Location: 52°55’30"N, 3°5’24"W
Post town: Oswestry
Postcode: SY10
Dialling code: 01691
Local Government
Council: Shropshire
North Shropshire

Bronygarth is a small village and township in the Ceiriog Valley in Shropshire, adjacent to the border with Denbighshire. The name is alternatively spaced out as Bron-y-garth, meaning "Breast of the Hill" and is thought to have formed part of a hunting estate. The name appears in documents as far back as the 12th century.


Bronygarth lies on Offa's Dyke, the massive earthwork constructed in the late 8th century by Offa, King of Mercia, as a boundary between Saxon Mercia and Celtic Wales. The section of the dyke between Castle Mill and Craignant remains well preserved. Although the dyke passed directly through Bronygarth, the area remained strongly Welsh in culture, customs and language. Settlements were mainly in the valley, along the banks of the River Ceiriog, but with a small number of farms extending higher up the mountainside.

Two Celtic carved stone heads were uncovered at Well Cottage in Bronygarth and are now on display at the British Museum.

Bronygarth became part of the Traian in the Lordship of Oswestry which was associated with the Fitzalan dynasty for many centuries. Throughout the later Middle Ages the area was dominated by Chirk Castle and the Myddleton family.

In 1536, the Laws in Wales Acts 1535 placed all of the Lordship of Oswestry within Shropshire.

The neighbouring townships of Weston Rhyn and Bronygarth of the ancient Parish of St Martin's were formed into the new civil parish of Weston Rhyn in 1898.

The first school was built in Bronygarth in 1872. Opposite the school stood a toll house on the Bronygarth and Wern turnpike road, which connected to the main highway to Chester Pontfaen. Also opposite the 'Old school' is a house which was occupied by the headmaster until it was sold privately

The area was highly dependent on agriculture but limestone was also quarried. Lime kilns are still present and can be seen along the road through the village.

The village does not have a village hall. In 2004 the villagers built two Mongolian yurts from local timber. The coverings were supplied by the local Hot Air Balloon company, Lindstrand Hot Air Balloons. The yurts are used for village parties and private functions for the residents. The party to celebrate their completion was attended by the Mongolian ambassador, His Excellency Dalrain Davaasambuu.[1]


Bronygarth lies on both the Offa's Dyke long-distance footpath and the shorter Ceiriog Trail.

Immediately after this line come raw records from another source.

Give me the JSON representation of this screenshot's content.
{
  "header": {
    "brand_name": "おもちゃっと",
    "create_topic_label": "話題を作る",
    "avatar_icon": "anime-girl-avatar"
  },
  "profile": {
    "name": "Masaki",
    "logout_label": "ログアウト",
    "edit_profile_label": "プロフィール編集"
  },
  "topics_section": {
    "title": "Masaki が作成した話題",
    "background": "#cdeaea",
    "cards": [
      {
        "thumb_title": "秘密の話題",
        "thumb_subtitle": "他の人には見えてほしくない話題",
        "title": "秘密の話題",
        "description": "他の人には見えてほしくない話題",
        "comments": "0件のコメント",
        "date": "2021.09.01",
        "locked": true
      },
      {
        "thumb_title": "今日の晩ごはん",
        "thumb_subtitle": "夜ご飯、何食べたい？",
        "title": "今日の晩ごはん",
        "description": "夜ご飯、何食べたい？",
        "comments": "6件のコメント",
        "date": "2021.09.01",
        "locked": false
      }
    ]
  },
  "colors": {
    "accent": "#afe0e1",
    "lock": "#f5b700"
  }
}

("Wikimedia Commons" has material
about Bronygarth)
  • G. G. Lerry, "Collieries of Denbighshire", 1968
  • C. Neville Hurdsman, "A History of the Parishes of St. Martin's & Weston Rhyn" 2003